    You are looking at the tragedy wrongly. People are not a body that has a soul, it is the other way around. The soul has a body. Everybody is born to die.What is important to God is not what happens to the body, but what others around you do. If there is hunger, feed the hungry. If there is homlessness, shelter them. If they thirst, give them drink.God did not use the earthquake to kill people he didn’t like; to them they are all souls in human bodies, that are born to die anyway. It is like the coat of a three year old child. The coat is not important, the child is. Some parents can afford nice coats; some only dirty rags. But if the coat takes the heat and burns to a cinder, yet protects the child underneath from the burn, then every parent will bless the coat and hug the child.So what is important is how other people respond to the crisis. If you turn away in distaste because of the race of the victims, or use God’s judgement as your excuse to turn away, or you are too busy with your own self-importance, God will see you and God will judge you.Yes, it is sad when someone dies. But if those around have faith that they will meet in the afterlife, secure in the promises of Heaven, then death is only a short parting of the ways. The dead have not left the house- they are only in the next room.Death is beautiful, but dying is not. Leaving the body behind is difficult. There is pain, then a reward for a good life. Enjoy this life to the fullest, but don’t fear death or be too sad. You only put away the coat when you enter the doorway and have come home.

  • samxstreampools

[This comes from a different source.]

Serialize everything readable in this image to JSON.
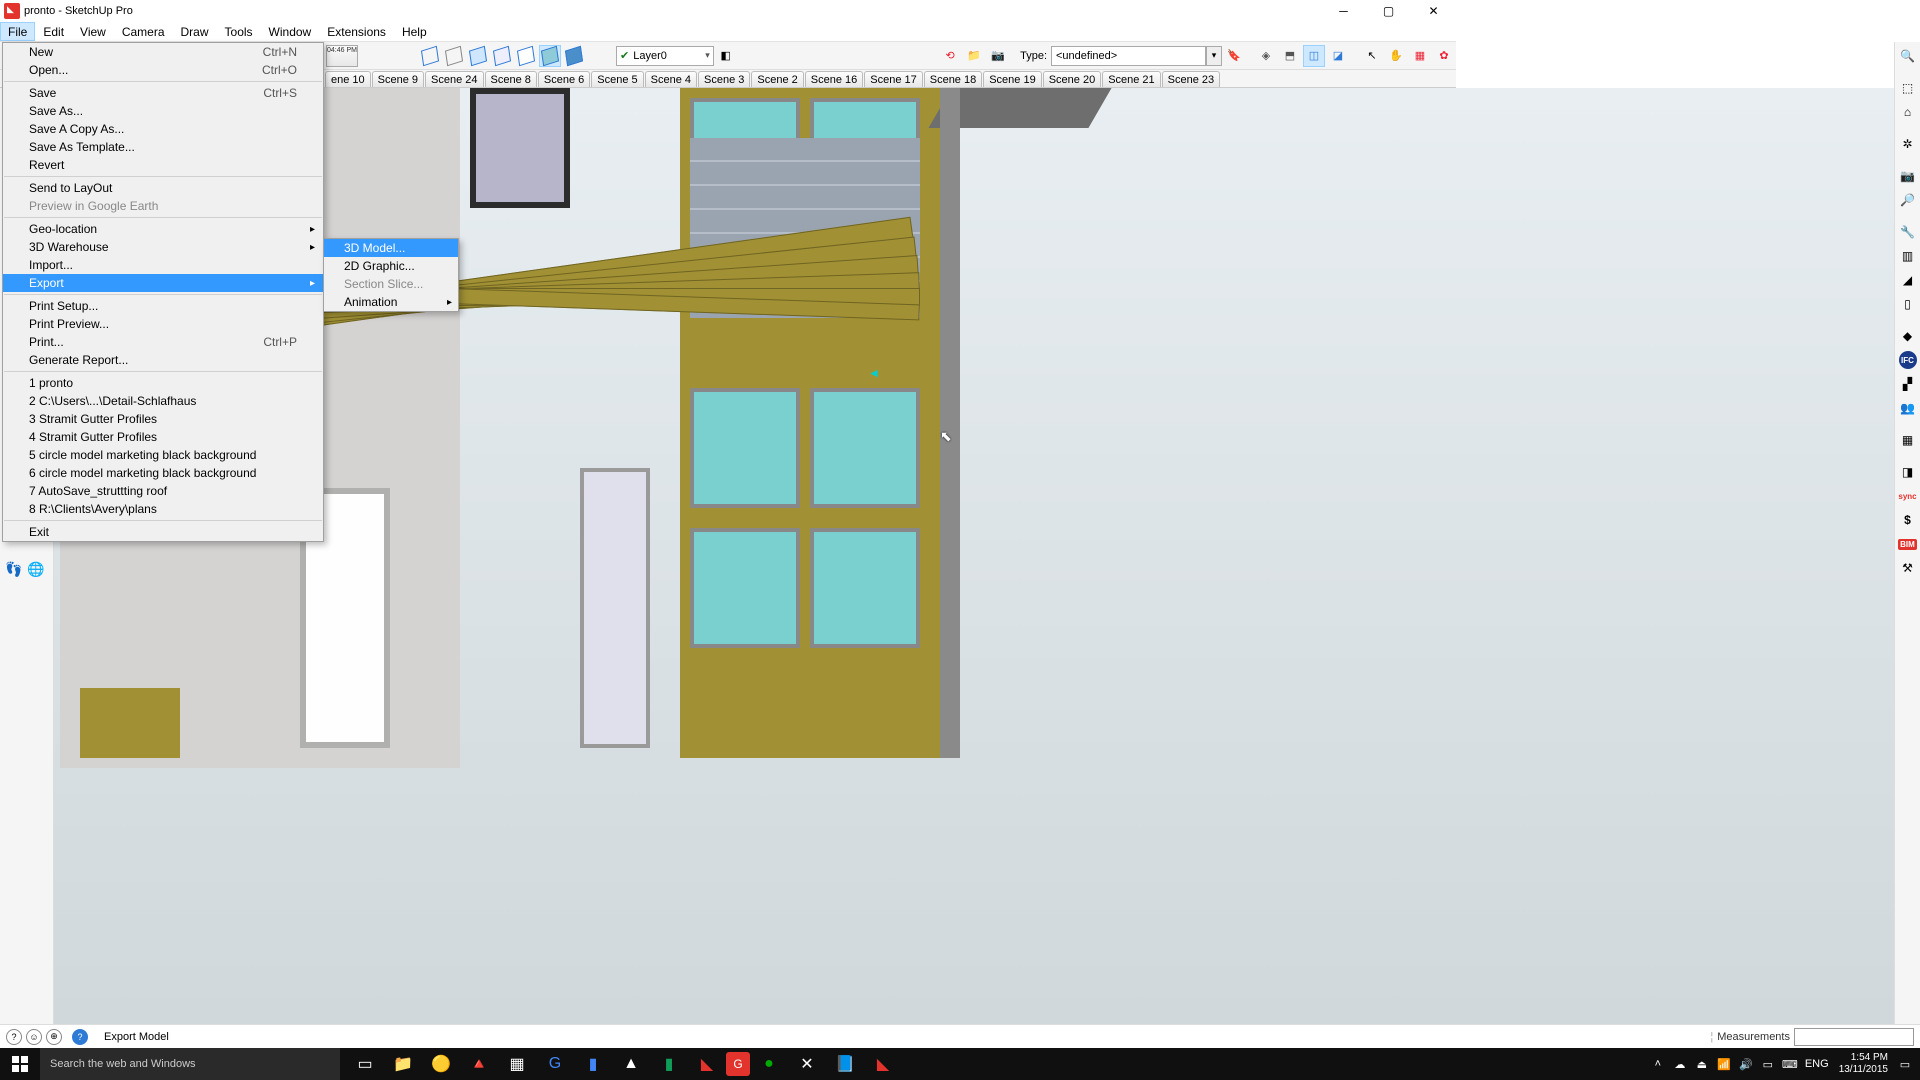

    “Then spake Jesus to the multitude, and to his disciples saying, ‘The scribes and the Pharisees sit in Moses’ seat: All therefore whatsoever they bid you observe, that observe and do; but do not ye after their works: for they say, and do not. For they bind heavy burdens and grievous to be borne, and lay them on men’s shoulders; but they themselves will not move them with one of their fingers. But all their works they do for to be seen of men: they make broad their phylacteries, and enlarge the borders of their garments; And love the uppermost rooms at feasts, and the chief seats in the synagogues; And greetings in the markets, and to be called of men, Rabbi! Rabbi!! But be not ye called Rabbi: for one is your Master, even Christ; and all ye are brethren.And call no man your father upon the earth: for one is your Father, which is in Heaven.Neither be ye called masters: for one is your Master, even Christ.But he that is greatest among you shall be your servant. And whosoever shall exalt himself shall be abased; and he that shall humble himself shall be exalted.But woe unto you, scribes and Pharisees, hypocrites! for ye shut up the kingdom of heaven against men: for ye neither go in yourselves, neither suffer ye them that are entering to go in.Woe unto you, scribes and Pharisees, hypocrites! for ye devour widows’ houses, and for a pretence make long prayer: therefore ye shall receive the greater damnation.Woe unto you, scribes and Pharisees, hypocrites! for ye compass sea and land to make one proselyte, and when he is made, ye make him twofold more the child of hell than yourselves’.”